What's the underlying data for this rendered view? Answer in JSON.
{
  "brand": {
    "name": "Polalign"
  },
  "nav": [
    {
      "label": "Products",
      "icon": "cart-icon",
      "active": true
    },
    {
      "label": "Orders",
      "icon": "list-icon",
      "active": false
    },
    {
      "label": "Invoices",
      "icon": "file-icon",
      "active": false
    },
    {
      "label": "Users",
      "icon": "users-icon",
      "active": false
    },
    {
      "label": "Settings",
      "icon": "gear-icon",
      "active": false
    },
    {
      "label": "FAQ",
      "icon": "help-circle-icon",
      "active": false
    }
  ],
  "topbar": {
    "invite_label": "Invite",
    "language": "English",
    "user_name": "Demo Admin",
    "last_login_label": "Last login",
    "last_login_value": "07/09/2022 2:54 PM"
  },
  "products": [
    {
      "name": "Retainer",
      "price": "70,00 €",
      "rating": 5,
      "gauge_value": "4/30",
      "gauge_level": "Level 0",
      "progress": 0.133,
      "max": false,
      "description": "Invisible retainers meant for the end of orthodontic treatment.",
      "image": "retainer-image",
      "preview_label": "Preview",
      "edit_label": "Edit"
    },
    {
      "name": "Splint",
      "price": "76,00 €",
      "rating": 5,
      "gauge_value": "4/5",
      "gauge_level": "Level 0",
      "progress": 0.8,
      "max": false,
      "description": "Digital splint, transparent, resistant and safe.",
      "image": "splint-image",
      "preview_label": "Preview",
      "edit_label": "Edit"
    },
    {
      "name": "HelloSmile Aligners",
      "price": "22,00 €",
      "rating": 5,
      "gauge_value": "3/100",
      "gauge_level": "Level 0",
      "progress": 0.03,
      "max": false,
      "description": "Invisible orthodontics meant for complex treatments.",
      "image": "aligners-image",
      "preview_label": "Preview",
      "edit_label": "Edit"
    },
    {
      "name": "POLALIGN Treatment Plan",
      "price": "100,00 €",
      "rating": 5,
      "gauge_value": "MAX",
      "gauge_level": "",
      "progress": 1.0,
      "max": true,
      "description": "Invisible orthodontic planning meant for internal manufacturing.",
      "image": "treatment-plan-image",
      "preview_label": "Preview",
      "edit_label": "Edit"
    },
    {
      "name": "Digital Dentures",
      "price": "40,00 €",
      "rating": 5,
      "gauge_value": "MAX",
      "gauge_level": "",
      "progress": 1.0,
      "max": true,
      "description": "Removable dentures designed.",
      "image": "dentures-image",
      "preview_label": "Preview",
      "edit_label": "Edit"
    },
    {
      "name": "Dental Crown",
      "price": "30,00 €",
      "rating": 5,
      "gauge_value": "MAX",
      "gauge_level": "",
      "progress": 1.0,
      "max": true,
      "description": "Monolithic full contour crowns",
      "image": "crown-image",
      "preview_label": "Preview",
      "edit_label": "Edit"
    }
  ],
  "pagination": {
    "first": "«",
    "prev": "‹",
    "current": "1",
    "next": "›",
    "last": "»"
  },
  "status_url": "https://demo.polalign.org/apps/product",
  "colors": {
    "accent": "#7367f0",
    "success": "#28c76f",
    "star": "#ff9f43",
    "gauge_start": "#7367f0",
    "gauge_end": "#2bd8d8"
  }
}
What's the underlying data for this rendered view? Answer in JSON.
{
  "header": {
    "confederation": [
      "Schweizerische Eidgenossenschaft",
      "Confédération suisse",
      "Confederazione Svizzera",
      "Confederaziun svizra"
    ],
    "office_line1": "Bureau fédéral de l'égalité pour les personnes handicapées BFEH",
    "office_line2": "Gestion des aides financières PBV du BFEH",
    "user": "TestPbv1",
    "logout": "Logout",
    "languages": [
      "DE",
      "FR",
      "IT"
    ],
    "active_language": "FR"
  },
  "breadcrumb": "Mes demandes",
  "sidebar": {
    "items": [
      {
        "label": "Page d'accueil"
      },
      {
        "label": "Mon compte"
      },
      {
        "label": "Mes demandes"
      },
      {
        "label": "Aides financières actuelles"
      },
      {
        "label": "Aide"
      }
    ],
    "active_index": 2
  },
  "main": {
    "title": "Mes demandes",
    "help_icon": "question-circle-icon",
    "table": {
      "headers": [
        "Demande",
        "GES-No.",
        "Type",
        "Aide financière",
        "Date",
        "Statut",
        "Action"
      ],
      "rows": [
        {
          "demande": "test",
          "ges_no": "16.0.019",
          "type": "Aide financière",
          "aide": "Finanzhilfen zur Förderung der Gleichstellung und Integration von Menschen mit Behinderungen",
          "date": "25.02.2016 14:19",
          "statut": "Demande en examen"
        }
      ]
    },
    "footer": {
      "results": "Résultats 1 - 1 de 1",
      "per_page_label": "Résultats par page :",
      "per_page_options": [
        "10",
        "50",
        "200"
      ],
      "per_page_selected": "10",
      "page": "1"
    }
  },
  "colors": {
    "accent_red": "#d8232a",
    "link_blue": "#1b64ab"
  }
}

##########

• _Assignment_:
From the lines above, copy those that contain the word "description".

• _Answer box_:
      "description": "Invisible retainers meant for the end of orthodontic treatment.",
      "description": "Digital splint, transparent, resistant and safe.",
      "description": "Invisible orthodontics meant for complex treatments.",
      "description": "Invisible orthodontic planning meant for internal manufacturing.",
      "description": "Removable dentures designed.",
      "description": "Monolithic full contour crowns",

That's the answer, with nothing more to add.